* [Task goal] Only the lines holding the string "accent" are needed; copy each of them from the data.

* [Information provided]
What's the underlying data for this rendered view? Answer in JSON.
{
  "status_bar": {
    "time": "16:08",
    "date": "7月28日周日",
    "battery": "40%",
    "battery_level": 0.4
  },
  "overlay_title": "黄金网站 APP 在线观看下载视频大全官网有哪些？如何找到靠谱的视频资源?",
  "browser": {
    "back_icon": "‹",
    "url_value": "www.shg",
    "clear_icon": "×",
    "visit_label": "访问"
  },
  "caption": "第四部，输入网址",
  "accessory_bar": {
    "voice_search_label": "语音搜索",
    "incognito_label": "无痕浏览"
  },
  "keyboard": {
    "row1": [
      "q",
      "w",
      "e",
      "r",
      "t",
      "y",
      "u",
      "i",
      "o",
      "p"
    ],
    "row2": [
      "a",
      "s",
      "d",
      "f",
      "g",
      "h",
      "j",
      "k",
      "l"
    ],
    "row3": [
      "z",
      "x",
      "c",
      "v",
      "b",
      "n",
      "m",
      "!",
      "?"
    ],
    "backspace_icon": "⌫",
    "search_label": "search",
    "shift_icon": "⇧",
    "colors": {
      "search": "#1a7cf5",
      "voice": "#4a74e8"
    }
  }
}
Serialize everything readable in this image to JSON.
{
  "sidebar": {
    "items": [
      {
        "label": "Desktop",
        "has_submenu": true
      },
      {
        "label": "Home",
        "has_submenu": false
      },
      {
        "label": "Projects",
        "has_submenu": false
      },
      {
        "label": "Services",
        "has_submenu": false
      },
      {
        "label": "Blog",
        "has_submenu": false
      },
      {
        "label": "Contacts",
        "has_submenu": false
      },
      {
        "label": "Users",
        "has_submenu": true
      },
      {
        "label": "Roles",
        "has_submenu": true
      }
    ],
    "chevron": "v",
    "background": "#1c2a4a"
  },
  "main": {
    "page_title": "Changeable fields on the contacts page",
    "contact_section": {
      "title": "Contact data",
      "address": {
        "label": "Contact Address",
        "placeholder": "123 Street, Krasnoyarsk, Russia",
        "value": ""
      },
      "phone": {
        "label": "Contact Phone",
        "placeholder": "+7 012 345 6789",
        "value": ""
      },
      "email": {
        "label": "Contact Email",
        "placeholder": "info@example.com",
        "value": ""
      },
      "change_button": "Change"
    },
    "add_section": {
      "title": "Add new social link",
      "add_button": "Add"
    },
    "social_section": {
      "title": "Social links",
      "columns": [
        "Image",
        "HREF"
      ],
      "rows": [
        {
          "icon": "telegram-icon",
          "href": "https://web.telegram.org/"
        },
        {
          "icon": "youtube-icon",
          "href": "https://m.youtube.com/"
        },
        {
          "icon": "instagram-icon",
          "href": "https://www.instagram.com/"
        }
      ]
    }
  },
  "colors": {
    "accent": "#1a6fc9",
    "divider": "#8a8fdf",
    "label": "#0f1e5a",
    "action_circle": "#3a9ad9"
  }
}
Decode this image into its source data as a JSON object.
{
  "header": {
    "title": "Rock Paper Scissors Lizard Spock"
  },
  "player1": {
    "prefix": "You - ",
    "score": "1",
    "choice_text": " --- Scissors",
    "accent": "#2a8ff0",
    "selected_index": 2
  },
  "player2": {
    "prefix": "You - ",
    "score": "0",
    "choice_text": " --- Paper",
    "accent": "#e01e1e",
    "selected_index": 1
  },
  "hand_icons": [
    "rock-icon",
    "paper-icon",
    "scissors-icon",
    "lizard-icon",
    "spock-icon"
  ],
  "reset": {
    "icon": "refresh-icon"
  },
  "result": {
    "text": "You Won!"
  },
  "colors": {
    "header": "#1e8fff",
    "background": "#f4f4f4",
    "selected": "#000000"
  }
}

* [Problem solution]
    "accent": "#1a6fc9",
    "accent": "#2a8ff0",
    "accent": "#e01e1e",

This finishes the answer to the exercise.